*** Data for analysis Section Begins ***

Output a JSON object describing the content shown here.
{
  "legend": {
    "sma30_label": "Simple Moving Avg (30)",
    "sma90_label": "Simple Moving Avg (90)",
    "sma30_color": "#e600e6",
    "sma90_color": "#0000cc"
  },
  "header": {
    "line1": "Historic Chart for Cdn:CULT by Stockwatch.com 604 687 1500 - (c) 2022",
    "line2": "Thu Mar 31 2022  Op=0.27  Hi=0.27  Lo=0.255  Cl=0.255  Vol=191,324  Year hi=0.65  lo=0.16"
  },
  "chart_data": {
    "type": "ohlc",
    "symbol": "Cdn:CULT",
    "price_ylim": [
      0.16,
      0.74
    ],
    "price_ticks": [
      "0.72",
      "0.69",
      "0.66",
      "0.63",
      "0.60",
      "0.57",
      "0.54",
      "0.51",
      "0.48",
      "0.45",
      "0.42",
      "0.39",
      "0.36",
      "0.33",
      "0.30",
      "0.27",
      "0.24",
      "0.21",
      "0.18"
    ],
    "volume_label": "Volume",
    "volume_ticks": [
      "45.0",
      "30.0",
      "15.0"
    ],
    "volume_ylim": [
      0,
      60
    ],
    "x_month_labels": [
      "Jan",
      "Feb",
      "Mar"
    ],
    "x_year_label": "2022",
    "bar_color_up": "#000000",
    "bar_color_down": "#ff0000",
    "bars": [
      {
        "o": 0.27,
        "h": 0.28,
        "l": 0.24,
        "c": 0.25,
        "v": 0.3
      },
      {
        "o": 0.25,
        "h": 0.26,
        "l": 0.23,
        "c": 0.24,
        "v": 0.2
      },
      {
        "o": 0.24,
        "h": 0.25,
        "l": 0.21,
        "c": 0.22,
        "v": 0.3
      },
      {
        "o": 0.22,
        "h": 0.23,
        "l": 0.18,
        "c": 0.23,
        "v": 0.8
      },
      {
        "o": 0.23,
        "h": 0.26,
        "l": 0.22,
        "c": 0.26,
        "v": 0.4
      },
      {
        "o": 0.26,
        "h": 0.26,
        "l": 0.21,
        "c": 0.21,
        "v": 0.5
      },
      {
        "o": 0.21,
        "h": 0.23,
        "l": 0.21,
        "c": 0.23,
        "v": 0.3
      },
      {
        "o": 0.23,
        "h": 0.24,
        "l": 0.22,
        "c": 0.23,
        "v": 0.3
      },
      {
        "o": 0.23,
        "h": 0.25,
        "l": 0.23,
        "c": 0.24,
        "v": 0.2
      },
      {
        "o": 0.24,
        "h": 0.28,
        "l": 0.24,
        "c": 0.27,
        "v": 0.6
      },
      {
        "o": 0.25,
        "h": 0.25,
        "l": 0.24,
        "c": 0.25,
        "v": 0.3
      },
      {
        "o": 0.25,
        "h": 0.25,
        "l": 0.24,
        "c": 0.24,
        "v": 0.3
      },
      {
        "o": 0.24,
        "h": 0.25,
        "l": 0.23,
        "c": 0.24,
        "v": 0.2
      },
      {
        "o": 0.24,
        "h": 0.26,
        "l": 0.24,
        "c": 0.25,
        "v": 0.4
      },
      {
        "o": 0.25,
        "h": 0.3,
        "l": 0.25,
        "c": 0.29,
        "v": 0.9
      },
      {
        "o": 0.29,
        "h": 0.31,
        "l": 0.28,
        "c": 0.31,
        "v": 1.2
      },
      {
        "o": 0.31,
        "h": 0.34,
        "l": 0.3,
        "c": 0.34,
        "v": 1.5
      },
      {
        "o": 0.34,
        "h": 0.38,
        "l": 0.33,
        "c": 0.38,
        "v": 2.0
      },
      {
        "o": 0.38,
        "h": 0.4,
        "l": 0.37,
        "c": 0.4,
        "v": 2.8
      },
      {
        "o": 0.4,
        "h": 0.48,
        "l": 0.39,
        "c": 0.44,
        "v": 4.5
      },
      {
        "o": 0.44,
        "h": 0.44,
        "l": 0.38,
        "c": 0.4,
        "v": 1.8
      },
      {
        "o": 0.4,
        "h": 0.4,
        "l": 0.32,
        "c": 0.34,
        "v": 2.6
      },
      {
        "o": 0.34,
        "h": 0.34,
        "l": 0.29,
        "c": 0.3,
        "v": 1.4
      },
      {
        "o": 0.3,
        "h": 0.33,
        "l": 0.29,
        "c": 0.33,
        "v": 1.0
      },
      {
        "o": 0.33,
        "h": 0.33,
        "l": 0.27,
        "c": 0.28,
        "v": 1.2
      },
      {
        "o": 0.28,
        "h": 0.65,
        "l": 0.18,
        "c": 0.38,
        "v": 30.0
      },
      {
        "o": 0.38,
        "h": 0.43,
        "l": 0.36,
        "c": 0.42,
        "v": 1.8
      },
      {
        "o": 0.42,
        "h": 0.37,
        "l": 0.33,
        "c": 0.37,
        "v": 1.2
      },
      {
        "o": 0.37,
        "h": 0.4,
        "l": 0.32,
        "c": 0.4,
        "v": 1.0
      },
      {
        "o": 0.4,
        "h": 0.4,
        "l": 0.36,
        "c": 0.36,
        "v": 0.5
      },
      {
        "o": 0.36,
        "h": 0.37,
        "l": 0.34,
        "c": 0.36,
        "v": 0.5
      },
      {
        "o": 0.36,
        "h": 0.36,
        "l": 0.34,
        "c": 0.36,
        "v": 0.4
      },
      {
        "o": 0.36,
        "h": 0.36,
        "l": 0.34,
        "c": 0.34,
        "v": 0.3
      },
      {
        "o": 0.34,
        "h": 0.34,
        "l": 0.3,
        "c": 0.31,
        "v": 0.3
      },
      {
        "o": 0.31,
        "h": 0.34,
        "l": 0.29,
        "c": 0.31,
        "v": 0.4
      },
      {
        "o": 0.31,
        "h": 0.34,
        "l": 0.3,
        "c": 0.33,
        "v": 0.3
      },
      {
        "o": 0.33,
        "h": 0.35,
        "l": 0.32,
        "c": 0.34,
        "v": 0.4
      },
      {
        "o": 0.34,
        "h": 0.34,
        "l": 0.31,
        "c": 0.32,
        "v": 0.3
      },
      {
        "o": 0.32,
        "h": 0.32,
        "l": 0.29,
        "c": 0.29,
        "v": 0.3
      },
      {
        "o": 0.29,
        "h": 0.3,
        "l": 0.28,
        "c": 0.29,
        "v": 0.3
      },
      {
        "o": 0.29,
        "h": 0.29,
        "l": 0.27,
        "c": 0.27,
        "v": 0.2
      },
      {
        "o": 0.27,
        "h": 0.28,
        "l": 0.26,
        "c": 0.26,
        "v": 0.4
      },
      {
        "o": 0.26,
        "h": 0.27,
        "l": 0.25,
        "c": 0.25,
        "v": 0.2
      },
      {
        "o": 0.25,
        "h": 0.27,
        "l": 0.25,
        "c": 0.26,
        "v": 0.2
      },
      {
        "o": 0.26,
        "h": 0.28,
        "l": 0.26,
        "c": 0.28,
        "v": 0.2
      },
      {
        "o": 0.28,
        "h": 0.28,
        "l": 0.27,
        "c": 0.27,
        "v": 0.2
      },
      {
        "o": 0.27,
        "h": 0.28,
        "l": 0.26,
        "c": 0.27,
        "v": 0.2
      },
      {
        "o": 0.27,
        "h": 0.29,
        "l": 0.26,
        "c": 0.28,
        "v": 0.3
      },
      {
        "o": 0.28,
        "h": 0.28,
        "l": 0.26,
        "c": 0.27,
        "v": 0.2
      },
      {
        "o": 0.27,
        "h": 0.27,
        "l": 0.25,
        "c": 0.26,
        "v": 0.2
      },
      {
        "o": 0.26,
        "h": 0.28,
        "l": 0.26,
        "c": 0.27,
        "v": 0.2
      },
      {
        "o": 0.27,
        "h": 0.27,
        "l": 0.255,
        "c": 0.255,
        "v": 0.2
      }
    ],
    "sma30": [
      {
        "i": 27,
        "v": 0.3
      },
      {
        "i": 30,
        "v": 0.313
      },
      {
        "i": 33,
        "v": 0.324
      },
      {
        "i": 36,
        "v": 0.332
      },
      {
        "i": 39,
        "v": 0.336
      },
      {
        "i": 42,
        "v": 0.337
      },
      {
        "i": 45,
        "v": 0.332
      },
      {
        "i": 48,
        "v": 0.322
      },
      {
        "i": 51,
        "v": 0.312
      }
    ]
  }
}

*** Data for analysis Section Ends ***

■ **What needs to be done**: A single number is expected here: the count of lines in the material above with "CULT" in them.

■ **Response for this exercise**: 2